Of course the debt to GDP ratio grew rapidly under Bush II with his high end tax cuts.

The ratio is now declining under Obama. Conclusion: tax the wealthy! It's good for them and us!

3. JoeBlow
Far East USA, SC,
Aug. 18, 2014

current and future debt is driven overwhelmingly by 3 issues.

Social Security

Everything else pales in comparison.

Rising health care costs, baby boomer retirements and our penchant to inject ourselves in every world conflict are the drivers of our debt

So, next time someone complains about the money spent on foreign aid, unemployment benefits or Obama's vacations steer them back to the real issues.

Would you rather attack the problem, or make insignificant political rants?

Focus on the real issues.

SS, Defense, Medicare

Fix those first, then hunt for the pennies.

4. Esquire
Springville, UT,
Aug. 18, 2014

Sadly, early in the Bush years, the Republicans gave us a tax cut, sending small checks to most of Americans in an amount that didn't really mean that much except to take out and spend for dinner and a movie, and not much more. Those checks took billions out of the federal treasury, and were accompanied by a permanent tax cut. While none of us like to pay taxes all that much, we also know that various government services, whether national security or a variety of domestic services, are important and wanted. So, most people don't want these services significantly cut. Now, take this tax cut, add to it the most costly foreign wars in history, ones we started, by the way, and increase other spending because it's good politics, and the GOP took a budget surplus and destroyed it. Bob Bennett was part of that fiasco. The lesson to be learned is don't let the Republicans be in charge of the budget. They talk a big game, but reality tells us a far different story. From Red Ink Ronnie to the modern era, the GOP is bad, bad, bad for the economy.

5. GaryO
Virginia Beach, VA,
Aug. 18, 2014

“Conservatives” continually harp now about the debt. But when Reagan TRIPLED the debt and when GW more than DOUBLED it again, they didn’t say a peep.

In fact, it was Dick Cheney who famously said, “Deficits don’t matter.”

Low Revenue – High Spending = High yearly deficits = High Debt

The problem is either high spending or low revenue, or a combination of both.

High Spending? Well yes. America spends more on our military then the next 8 highest spending nation’s combined. In fact, the over 50 BILLION dollars we spend on military retirement (for those who have served 20 years or over) is more than the ENTIRE military budget of Canada.

Low Revenue? Absolutely. In 1969 when we fought the cold war and the Vietnam war, spent billions on necessary social programs, and went to the moon, we still balanced the budget because we had enough revenue. Back then the highest tax bracket was 71%. Now it’s down to 38% because of trickle-down-economics forced upon us by the Reagan administration.

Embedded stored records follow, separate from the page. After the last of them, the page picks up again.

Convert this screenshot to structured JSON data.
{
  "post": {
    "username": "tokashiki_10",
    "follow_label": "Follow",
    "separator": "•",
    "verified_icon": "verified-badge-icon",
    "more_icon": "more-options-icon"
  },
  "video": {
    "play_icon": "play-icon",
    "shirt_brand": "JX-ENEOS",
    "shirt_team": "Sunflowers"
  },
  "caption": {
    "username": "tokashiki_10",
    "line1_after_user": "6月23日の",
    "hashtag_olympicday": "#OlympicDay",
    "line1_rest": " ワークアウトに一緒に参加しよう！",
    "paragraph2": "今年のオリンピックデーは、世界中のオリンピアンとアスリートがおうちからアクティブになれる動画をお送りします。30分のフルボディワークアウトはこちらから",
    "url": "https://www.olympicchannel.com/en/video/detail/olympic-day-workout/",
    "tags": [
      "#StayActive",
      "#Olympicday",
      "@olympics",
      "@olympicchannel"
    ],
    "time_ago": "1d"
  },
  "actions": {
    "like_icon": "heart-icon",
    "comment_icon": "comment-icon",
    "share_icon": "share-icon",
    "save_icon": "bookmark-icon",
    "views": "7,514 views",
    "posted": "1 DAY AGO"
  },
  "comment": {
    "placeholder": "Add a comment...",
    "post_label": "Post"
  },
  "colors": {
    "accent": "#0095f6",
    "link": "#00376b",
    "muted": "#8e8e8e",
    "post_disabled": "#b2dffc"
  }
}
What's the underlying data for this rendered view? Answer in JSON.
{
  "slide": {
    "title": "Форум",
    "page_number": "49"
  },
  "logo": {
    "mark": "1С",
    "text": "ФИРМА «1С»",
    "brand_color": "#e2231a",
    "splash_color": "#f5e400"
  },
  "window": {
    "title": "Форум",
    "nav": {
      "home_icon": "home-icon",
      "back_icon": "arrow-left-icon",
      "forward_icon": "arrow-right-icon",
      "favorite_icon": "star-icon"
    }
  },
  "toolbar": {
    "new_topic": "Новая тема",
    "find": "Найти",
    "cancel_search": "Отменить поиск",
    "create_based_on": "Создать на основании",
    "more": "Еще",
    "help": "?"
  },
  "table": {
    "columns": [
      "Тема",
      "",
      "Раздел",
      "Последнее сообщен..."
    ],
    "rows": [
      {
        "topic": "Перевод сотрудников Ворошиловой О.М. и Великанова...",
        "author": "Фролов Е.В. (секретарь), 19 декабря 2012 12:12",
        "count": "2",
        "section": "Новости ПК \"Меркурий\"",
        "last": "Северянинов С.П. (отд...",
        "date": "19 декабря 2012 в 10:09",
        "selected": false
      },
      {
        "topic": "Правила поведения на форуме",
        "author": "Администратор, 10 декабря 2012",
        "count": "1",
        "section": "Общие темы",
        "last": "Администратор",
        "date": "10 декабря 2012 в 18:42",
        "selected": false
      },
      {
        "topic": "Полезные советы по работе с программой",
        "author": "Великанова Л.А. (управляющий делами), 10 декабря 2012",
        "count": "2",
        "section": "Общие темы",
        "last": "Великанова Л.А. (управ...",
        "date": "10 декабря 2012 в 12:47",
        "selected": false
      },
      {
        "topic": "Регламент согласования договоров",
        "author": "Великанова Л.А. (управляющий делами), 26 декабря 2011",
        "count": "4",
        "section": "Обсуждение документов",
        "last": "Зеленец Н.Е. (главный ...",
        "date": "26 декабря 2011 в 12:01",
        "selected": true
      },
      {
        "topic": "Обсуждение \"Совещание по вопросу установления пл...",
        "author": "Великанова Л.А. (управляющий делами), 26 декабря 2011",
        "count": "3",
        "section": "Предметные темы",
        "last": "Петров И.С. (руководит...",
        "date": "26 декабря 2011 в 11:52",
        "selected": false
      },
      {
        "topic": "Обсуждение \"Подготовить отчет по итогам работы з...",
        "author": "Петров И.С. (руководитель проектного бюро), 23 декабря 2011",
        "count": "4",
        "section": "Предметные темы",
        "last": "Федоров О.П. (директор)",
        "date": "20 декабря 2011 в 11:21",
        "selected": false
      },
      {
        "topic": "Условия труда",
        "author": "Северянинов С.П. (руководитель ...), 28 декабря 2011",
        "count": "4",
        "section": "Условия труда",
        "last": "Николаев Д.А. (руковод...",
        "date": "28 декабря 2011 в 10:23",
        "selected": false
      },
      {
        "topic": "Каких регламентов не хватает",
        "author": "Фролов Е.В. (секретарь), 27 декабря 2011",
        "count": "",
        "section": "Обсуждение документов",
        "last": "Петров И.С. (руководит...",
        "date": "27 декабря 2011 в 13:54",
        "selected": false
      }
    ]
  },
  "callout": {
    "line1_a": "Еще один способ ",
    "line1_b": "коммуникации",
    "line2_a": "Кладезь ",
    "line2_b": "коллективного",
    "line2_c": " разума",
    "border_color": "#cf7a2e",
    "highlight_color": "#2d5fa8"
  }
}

It was supposed to create jobs. Where are the jobs?

We need to stop coddling the rich and increase the high tax bracket again.